16in wye sled assembly for the Mardi Gras transportation system in the Omega yard.
The end terminal for the Mardi Gras pipeline.
V-testing the 16in jumper.
Seabed topography in the Atlantis area.
Mardi Gras PLET (pipeline end terminal) and jumper during testing.
Artist's impression of the Thunder Horse platform.

The Mardi Gras system lies in the Mississippi Canyon and Green Canyon areas of the Gulf of Mexico. In the southern Green Canyon area, pipelines are planned to transport gas and oil from the Mad Dog, Holstein and Atlantis fields while in the Mississippi Canyon area pipelines are scheduled to transport gas and oil from the Thunder Horse field.

The BP-operated Mardi Gras is planned to cover 725km (450 miles) from its total of five individual pipelines. On completion, it will be the largest capacity deepwater pipeline system ever built, with the capability of transporting over 1 million b/d and 1.5bcf/d (billion cubic feet of gas per day) from identified and future discoveries. The lines will be laid in water depths of 4,300ft to 7,200ft (1,200m to 1,950m).


Large pipeline diameters are required to achieve the production throughput volumes. The scope of trunklines and laterals to develop these fields is complex, with pipeline diameters including 16in, 20in, 24in and 28in. However, the pipelines are designed with constant outside diameters – except for the jumpers and wye-sleds – in order to reduce the cost of pipe manufacture, for ease of installation and to standardise subsea repair equipment.

For the large subsea pipelines, some 120,000t of steel are planned for the southern Green Canyon Area while another 70,000t of steel are planned for the Mississippi Canyon Area.

The pipeline systems consist of:


The Caesar Oil Pipeline System in the southern Green Canyon Area includes a trunkline from the Holstein spar to a shallow-water platform at Ship Shoal Block 332 in 430ft of water. A lateral pipeline from the Mad Dog spar ties into the Caesar pipeline and another lateral pipeline from the Atlantis semi-submersible facility ties into the Mad Dog lateral.


The Cleopatra Gas Gathering System, also in the southern Green Canyon Area, is similar in configuration to the Caesar Oil line, consisting of a trunkline from the Holstein spar to the Ship Shoal facility, with laterals from Mad Dog and Atlantis tying in.

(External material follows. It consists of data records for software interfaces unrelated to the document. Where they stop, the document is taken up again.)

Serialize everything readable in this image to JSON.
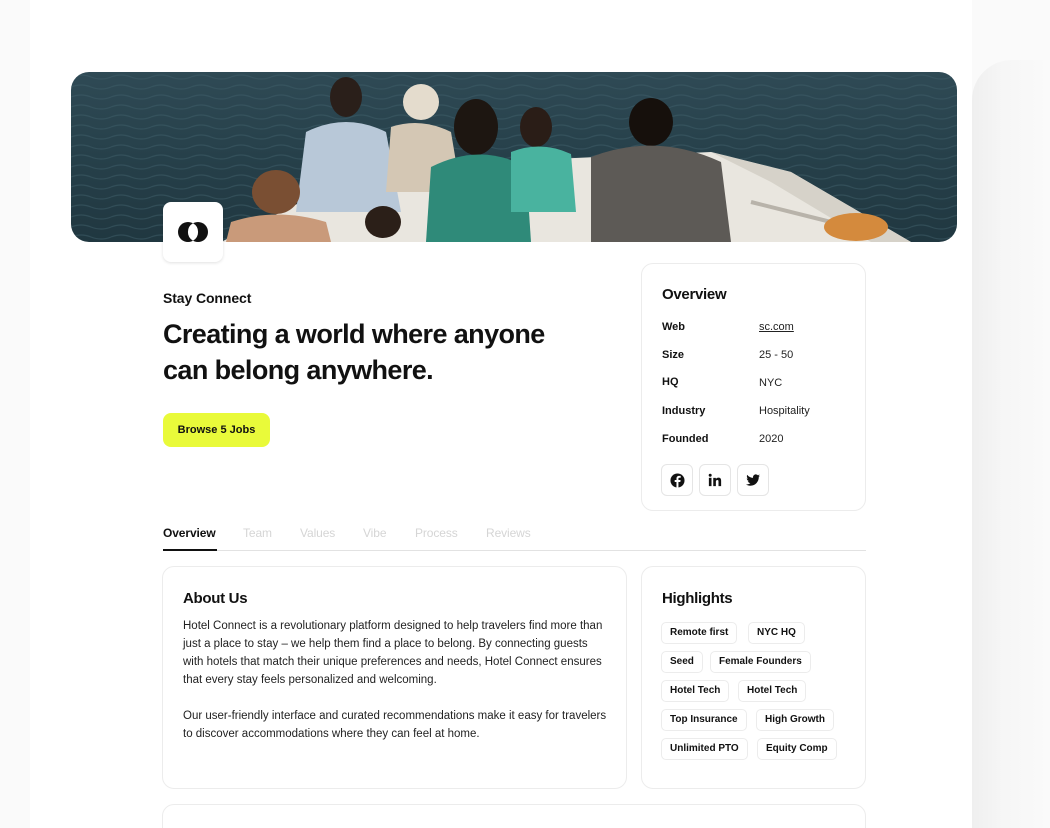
{
  "company": {
    "name": "Stay Connect",
    "headline": "Creating a world where anyone can belong anywhere.",
    "cta_label": "Browse 5 Jobs"
  },
  "overview": {
    "title": "Overview",
    "rows": [
      {
        "key": "Web",
        "value": "sc.com"
      },
      {
        "key": "Size",
        "value": "25 - 50"
      },
      {
        "key": "HQ",
        "value": "NYC"
      },
      {
        "key": "Industry",
        "value": "Hospitality"
      },
      {
        "key": "Founded",
        "value": "2020"
      }
    ],
    "social": [
      "facebook-icon",
      "linkedin-icon",
      "twitter-icon"
    ]
  },
  "tabs": [
    "Overview",
    "Team",
    "Values",
    "Vibe",
    "Process",
    "Reviews"
  ],
  "about": {
    "title": "About Us",
    "paragraphs": [
      "Hotel Connect is a revolutionary platform designed to help travelers find more than just a place to stay – we help them find a place to belong. By connecting guests with hotels that match their unique preferences and needs, Hotel Connect ensures that every stay feels personalized and welcoming.",
      "Our user-friendly interface and curated recommendations make it easy for travelers to discover accommodations where they can feel at home."
    ]
  },
  "highlights": {
    "title": "Highlights",
    "chips": [
      [
        "Remote first",
        "NYC HQ"
      ],
      [
        "Seed",
        "Female Founders"
      ],
      [
        "Hotel Tech",
        "Hotel Tech"
      ],
      [
        "Top Insurance",
        "High Growth"
      ],
      [
        "Unlimited PTO",
        "Equity Comp"
      ]
    ]
  },
  "colors": {
    "accent": "#e9fa3a",
    "text": "#111111",
    "muted_tab": "#d5d5d5"
  }
}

In the Mississippi Canyon Area, the Proteus Oil Pipeline System begins with a catenary riser at Thunder Horse and transitions to a larger diameter trunkline to a new-build shallow-water platform at South Pass Block 89E in 400ft of water.

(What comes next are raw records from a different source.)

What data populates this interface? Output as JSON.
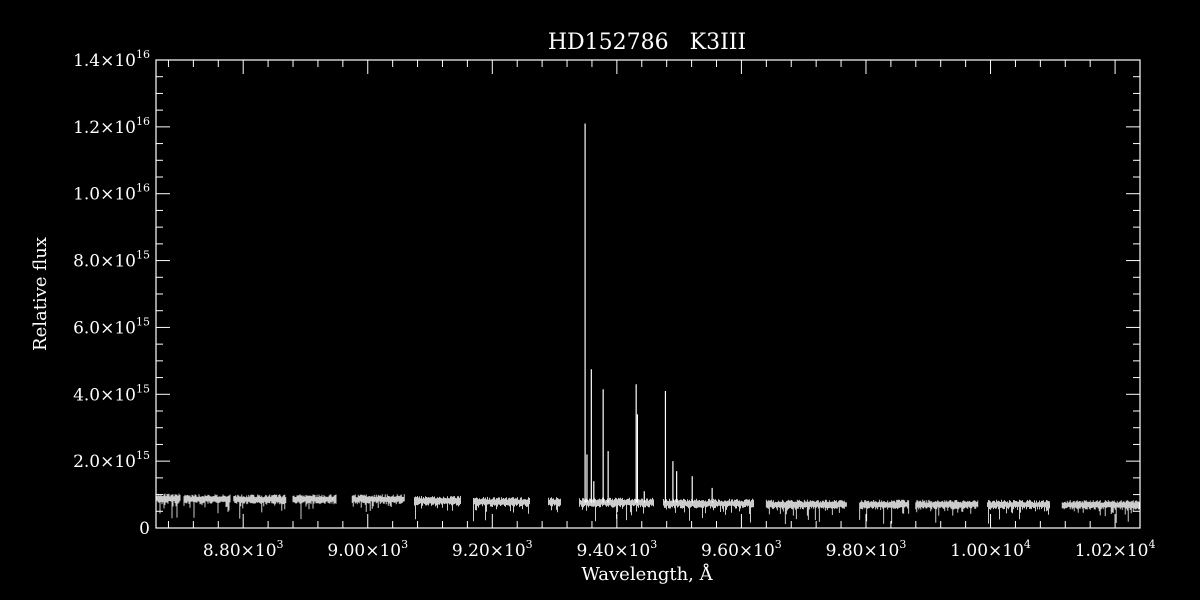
{
  "chart_data": {
    "type": "line",
    "title": "HD152786   K3III",
    "xlabel": "Wavelength, Å",
    "ylabel": "Relative flux",
    "xlim": [
      8660,
      10240
    ],
    "ylim": [
      0,
      1.4e+16
    ],
    "colors": {
      "background": "#000000",
      "foreground": "#ffffff"
    },
    "x_ticks": [
      {
        "value": 8800,
        "mantissa": "8.80",
        "exponent": "3"
      },
      {
        "value": 9000,
        "mantissa": "9.00",
        "exponent": "3"
      },
      {
        "value": 9200,
        "mantissa": "9.20",
        "exponent": "3"
      },
      {
        "value": 9400,
        "mantissa": "9.40",
        "exponent": "3"
      },
      {
        "value": 9600,
        "mantissa": "9.60",
        "exponent": "3"
      },
      {
        "value": 9800,
        "mantissa": "9.80",
        "exponent": "3"
      },
      {
        "value": 10000,
        "mantissa": "1.00",
        "exponent": "4"
      },
      {
        "value": 10200,
        "mantissa": "1.02",
        "exponent": "4"
      }
    ],
    "y_ticks": [
      {
        "value": 0,
        "mantissa": "0",
        "exponent": ""
      },
      {
        "value": 2000000000000000.0,
        "mantissa": "2.0",
        "exponent": "15"
      },
      {
        "value": 4000000000000000.0,
        "mantissa": "4.0",
        "exponent": "15"
      },
      {
        "value": 6000000000000000.0,
        "mantissa": "6.0",
        "exponent": "15"
      },
      {
        "value": 8000000000000000.0,
        "mantissa": "8.0",
        "exponent": "15"
      },
      {
        "value": 1e+16,
        "mantissa": "1.0",
        "exponent": "16"
      },
      {
        "value": 1.2e+16,
        "mantissa": "1.2",
        "exponent": "16"
      },
      {
        "value": 1.4e+16,
        "mantissa": "1.4",
        "exponent": "16"
      }
    ],
    "segments": [
      {
        "x_start": 8660,
        "x_end": 8700,
        "level": 880000000000000.0
      },
      {
        "x_start": 8705,
        "x_end": 8780,
        "level": 860000000000000.0
      },
      {
        "x_start": 8785,
        "x_end": 8870,
        "level": 860000000000000.0
      },
      {
        "x_start": 8880,
        "x_end": 8950,
        "level": 860000000000000.0
      },
      {
        "x_start": 8975,
        "x_end": 9060,
        "level": 860000000000000.0
      },
      {
        "x_start": 9075,
        "x_end": 9150,
        "level": 810000000000000.0
      },
      {
        "x_start": 9170,
        "x_end": 9260,
        "level": 780000000000000.0
      },
      {
        "x_start": 9290,
        "x_end": 9310,
        "level": 780000000000000.0
      },
      {
        "x_start": 9340,
        "x_end": 9460,
        "level": 760000000000000.0
      },
      {
        "x_start": 9475,
        "x_end": 9620,
        "level": 730000000000000.0
      },
      {
        "x_start": 9640,
        "x_end": 9770,
        "level": 700000000000000.0
      },
      {
        "x_start": 9790,
        "x_end": 9870,
        "level": 700000000000000.0
      },
      {
        "x_start": 9880,
        "x_end": 9980,
        "level": 700000000000000.0
      },
      {
        "x_start": 9995,
        "x_end": 10095,
        "level": 700000000000000.0
      },
      {
        "x_start": 10115,
        "x_end": 10240,
        "level": 690000000000000.0
      }
    ],
    "emission_spikes": [
      {
        "x": 9349,
        "y": 1.21e+16
      },
      {
        "x": 9352,
        "y": 2200000000000000.0
      },
      {
        "x": 9359,
        "y": 4750000000000000.0
      },
      {
        "x": 9363,
        "y": 1400000000000000.0
      },
      {
        "x": 9378,
        "y": 4150000000000000.0
      },
      {
        "x": 9386,
        "y": 2300000000000000.0
      },
      {
        "x": 9431,
        "y": 4300000000000000.0
      },
      {
        "x": 9433,
        "y": 3400000000000000.0
      },
      {
        "x": 9444,
        "y": 1100000000000000.0
      },
      {
        "x": 9478,
        "y": 4100000000000000.0
      },
      {
        "x": 9490,
        "y": 2000000000000000.0
      },
      {
        "x": 9496,
        "y": 1700000000000000.0
      },
      {
        "x": 9521,
        "y": 1550000000000000.0
      },
      {
        "x": 9553,
        "y": 1200000000000000.0
      }
    ]
  }
}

Also in Mississippi Canyon, the Okeanos Gas Gathering System consists of a lateral from Thunder Horse plus the main trunkline, which starts at NaKika and terminates at the Destin shallow-water platform on Main Pass Block 260.


BP awarded a contract to Intec Engineering to perform the preliminary engineering services and detailed design. The scope of work included the design of the associated subsea equipment deepwater pipelines and steel catenary risers (SCRs) – two for each of the four deepwater floating host platforms for a total of eight gas and oil units.

Risers measuring 16in to 24in in diameter will be suspended from the platforms using flex joints. Strakes, spiralling down each riser, are then planned to substantially reduce the SCR vibration to manage fatigue.

Bredero in Alabama was responsible for fusion-bonded epoxy (FBE) coating the line pipe for corrosion prevention.

Heerema will use the Balder for installing the pipe using standard 40ft joints that are welded into hex-joints for J-lay. In 2004, Heerema will begin installation of the SCRs, following installation of the first hulls.

Allseas’ pipelay vessel Solitaire began pipelay in intermediate water depths in November 2002 using the S-lay method. This work terminates at each of the shallow-water fixed platforms.

The sleds and pipeline end terminals (PLETs) were carried out by Omega in Louisiana. Equipment on the sleds, including line pipe, valves, collet connectors and piggable wyes, were delivered in 2002 and early 2003. Twenty sleds, some weighing as much as 110t and measuring approximately 60ft by 20ft, are planned, with asymmetrical vertical wyes selected for the subsea tie-ins to allow bi-directional pigging of the main pipeline during commissioning. Multi-diameter wyes planned for the tie-ins also will accommodate the varying sizes of the pipelines.